• **Your task**
Go through the entries below and return every line that contains "Зарплата".
Content starts
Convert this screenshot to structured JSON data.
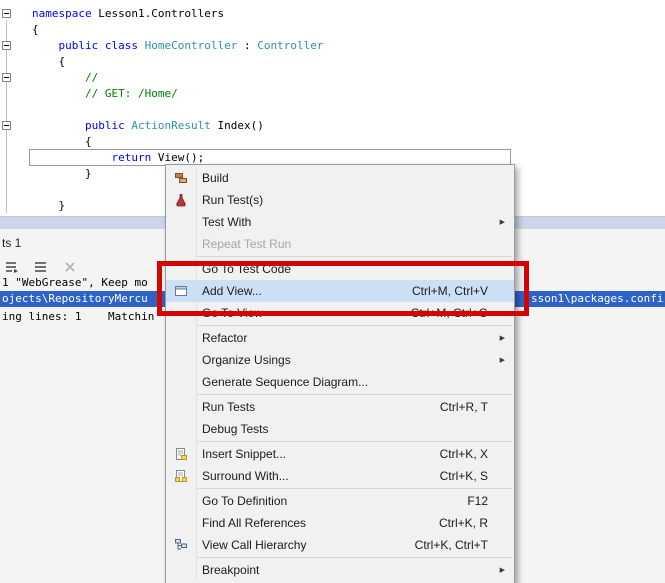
{
  "editor": {
    "colors": {
      "keyword": "#0000ff",
      "type": "#2b91af",
      "comment": "#008000",
      "plain": "#000000"
    },
    "fold_box_lines": [
      1,
      3,
      5,
      8
    ],
    "lines": [
      [
        {
          "t": "namespace",
          "c": "kw"
        },
        {
          "t": " Lesson1.Controllers",
          "c": "pl"
        }
      ],
      [
        {
          "t": "{",
          "c": "pl"
        }
      ],
      [
        {
          "t": "    ",
          "c": "pl"
        },
        {
          "t": "public",
          "c": "kw"
        },
        {
          "t": " ",
          "c": "pl"
        },
        {
          "t": "class",
          "c": "kw"
        },
        {
          "t": " ",
          "c": "pl"
        },
        {
          "t": "HomeController",
          "c": "ty"
        },
        {
          "t": " : ",
          "c": "pl"
        },
        {
          "t": "Controller",
          "c": "ty"
        }
      ],
      [
        {
          "t": "    {",
          "c": "pl"
        }
      ],
      [
        {
          "t": "        //",
          "c": "cm"
        }
      ],
      [
        {
          "t": "        // GET: /Home/",
          "c": "cm"
        }
      ],
      [],
      [
        {
          "t": "        ",
          "c": "pl"
        },
        {
          "t": "public",
          "c": "kw"
        },
        {
          "t": " ",
          "c": "pl"
        },
        {
          "t": "ActionResult",
          "c": "ty"
        },
        {
          "t": " Index()",
          "c": "pl"
        }
      ],
      [
        {
          "t": "        {",
          "c": "pl"
        }
      ],
      [
        {
          "t": "            ",
          "c": "pl"
        },
        {
          "t": "return",
          "c": "kw"
        },
        {
          "t": " View();",
          "c": "pl"
        }
      ],
      [
        {
          "t": "        }",
          "c": "pl"
        }
      ],
      [],
      [
        {
          "t": "    }",
          "c": "pl"
        }
      ]
    ]
  },
  "panel": {
    "title_fragment": "ts 1",
    "toolbar": [
      {
        "id": "go-to-location",
        "icon": "go-to-location-icon"
      },
      {
        "id": "list-results",
        "icon": "list-results-icon"
      },
      {
        "id": "clear-results",
        "icon": "clear-results-icon"
      }
    ],
    "result_line_1": "1 \"WebGrease\", Keep mo",
    "selected_result_left": "ojects\\RepositoryMercu",
    "selected_result_right": "sson1\\packages.confi",
    "result_line_3": "ing lines: 1    Matchin",
    "selection_color": "#2d62c9"
  },
  "context_menu": {
    "highlight_color": "#cbe0f5",
    "items": [
      {
        "id": "build",
        "label": "Build",
        "icon": "build-icon"
      },
      {
        "id": "run-test-s",
        "label": "Run Test(s)",
        "icon": "run-test-icon"
      },
      {
        "id": "test-with",
        "label": "Test With",
        "submenu": true
      },
      {
        "id": "repeat-test-run",
        "label": "Repeat Test Run",
        "disabled": true,
        "separator_after": true
      },
      {
        "id": "go-to-test-code",
        "label": "Go To Test Code"
      },
      {
        "id": "add-view",
        "label": "Add View...",
        "shortcut": "Ctrl+M, Ctrl+V",
        "icon": "add-view-icon",
        "highlighted": true
      },
      {
        "id": "go-to-view",
        "label": "Go To View",
        "shortcut": "Ctrl+M, Ctrl+G",
        "separator_after": true
      },
      {
        "id": "refactor",
        "label": "Refactor",
        "submenu": true
      },
      {
        "id": "organize-usings",
        "label": "Organize Usings",
        "submenu": true
      },
      {
        "id": "generate-sequence-diagram",
        "label": "Generate Sequence Diagram...",
        "separator_after": true
      },
      {
        "id": "run-tests",
        "label": "Run Tests",
        "shortcut": "Ctrl+R, T"
      },
      {
        "id": "debug-tests",
        "label": "Debug Tests",
        "separator_after": true
      },
      {
        "id": "insert-snippet",
        "label": "Insert Snippet...",
        "shortcut": "Ctrl+K, X",
        "icon": "insert-snippet-icon"
      },
      {
        "id": "surround-with",
        "label": "Surround With...",
        "shortcut": "Ctrl+K, S",
        "icon": "surround-with-icon",
        "separator_after": true
      },
      {
        "id": "go-to-definition",
        "label": "Go To Definition",
        "shortcut": "F12"
      },
      {
        "id": "find-all-references",
        "label": "Find All References",
        "shortcut": "Ctrl+K, R"
      },
      {
        "id": "view-call-hierarchy",
        "label": "View Call Hierarchy",
        "shortcut": "Ctrl+K, Ctrl+T",
        "icon": "view-call-hierarchy-icon",
        "separator_after": true
      },
      {
        "id": "breakpoint",
        "label": "Breakpoint",
        "submenu": true
      }
    ]
  },
  "annotation": {
    "type": "red-highlight-box",
    "color": "#d40404"
  }
}
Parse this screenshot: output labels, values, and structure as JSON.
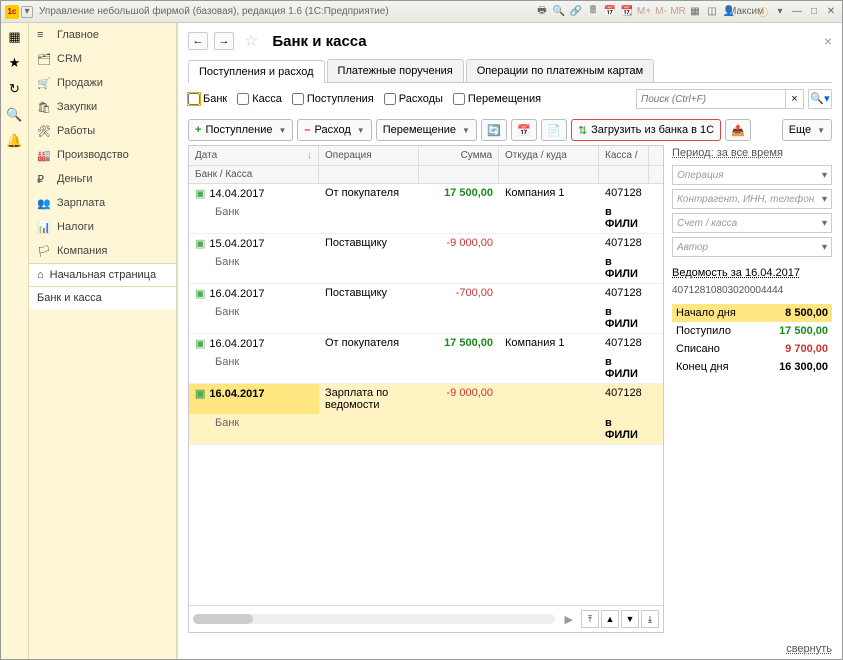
{
  "titlebar": {
    "title": "Управление небольшой фирмой (базовая), редакция 1.6  (1С:Предприятие)",
    "user": "Максим"
  },
  "sidebar": {
    "items": [
      {
        "icon": "≡",
        "label": "Главное"
      },
      {
        "icon": "🗂",
        "label": "CRM"
      },
      {
        "icon": "🛒",
        "label": "Продажи"
      },
      {
        "icon": "🛍",
        "label": "Закупки"
      },
      {
        "icon": "🛠",
        "label": "Работы"
      },
      {
        "icon": "🏭",
        "label": "Производство"
      },
      {
        "icon": "₽",
        "label": "Деньги"
      },
      {
        "icon": "👥",
        "label": "Зарплата"
      },
      {
        "icon": "📊",
        "label": "Налоги"
      },
      {
        "icon": "🏳",
        "label": "Компания"
      }
    ],
    "home": "Начальная страница",
    "sub": "Банк и касса"
  },
  "page": {
    "title": "Банк и касса",
    "tabs": [
      "Поступления и расход",
      "Платежные поручения",
      "Операции по платежным картам"
    ],
    "filters": {
      "bank": "Банк",
      "kassa": "Касса",
      "income": "Поступления",
      "expense": "Расходы",
      "move": "Перемещения"
    },
    "search_ph": "Поиск (Ctrl+F)",
    "toolbar": {
      "add": "Поступление",
      "expense": "Расход",
      "move": "Перемещение",
      "load": "Загрузить из банка в 1С",
      "more": "Еще"
    },
    "grid": {
      "cols": {
        "date": "Дата",
        "bank": "Банк / Касса",
        "op": "Операция",
        "sum": "Сумма",
        "where": "Откуда / куда",
        "kassa": "Касса /"
      },
      "rows": [
        {
          "date": "14.04.2017",
          "bank": "Банк",
          "op": "От покупателя",
          "sum": "17 500,00",
          "sumcls": "amount-pos",
          "where": "Компания 1",
          "kassa": "407128",
          "kassa2": "в ФИЛИ"
        },
        {
          "date": "15.04.2017",
          "bank": "Банк",
          "op": "Поставщику",
          "sum": "-9 000,00",
          "sumcls": "amount-neg",
          "where": "",
          "kassa": "407128",
          "kassa2": "в ФИЛИ"
        },
        {
          "date": "16.04.2017",
          "bank": "Банк",
          "op": "Поставщику",
          "sum": "-700,00",
          "sumcls": "amount-neg",
          "where": "",
          "kassa": "407128",
          "kassa2": "в ФИЛИ"
        },
        {
          "date": "16.04.2017",
          "bank": "Банк",
          "op": "От покупателя",
          "sum": "17 500,00",
          "sumcls": "amount-pos",
          "where": "Компания 1",
          "kassa": "407128",
          "kassa2": "в ФИЛИ"
        },
        {
          "date": "16.04.2017",
          "bank": "Банк",
          "op": "Зарплата по ведомости",
          "sum": "-9 000,00",
          "sumcls": "amount-neg",
          "where": "",
          "kassa": "407128",
          "kassa2": "в ФИЛИ",
          "sel": true
        }
      ]
    },
    "side": {
      "period": "Период: за все время",
      "f_op": "Операция",
      "f_ka": "Контрагент, ИНН, телефон",
      "f_acc": "Счет / касса",
      "f_auth": "Автор",
      "vtitle": "Ведомость за 16.04.2017",
      "acct": "40712810803020004444",
      "rows": [
        {
          "l": "Начало дня",
          "v": "8 500,00",
          "cls": "",
          "hl": true
        },
        {
          "l": "Поступило",
          "v": "17 500,00",
          "cls": "amount-pos"
        },
        {
          "l": "Списано",
          "v": "9 700,00",
          "cls": "amount-neg"
        },
        {
          "l": "Конец дня",
          "v": "16 300,00",
          "cls": ""
        }
      ]
    },
    "collapse": "свернуть"
  }
}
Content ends
• **Response area**
        "label": "Зарплата"
          "op": "Зарплата по ведомости",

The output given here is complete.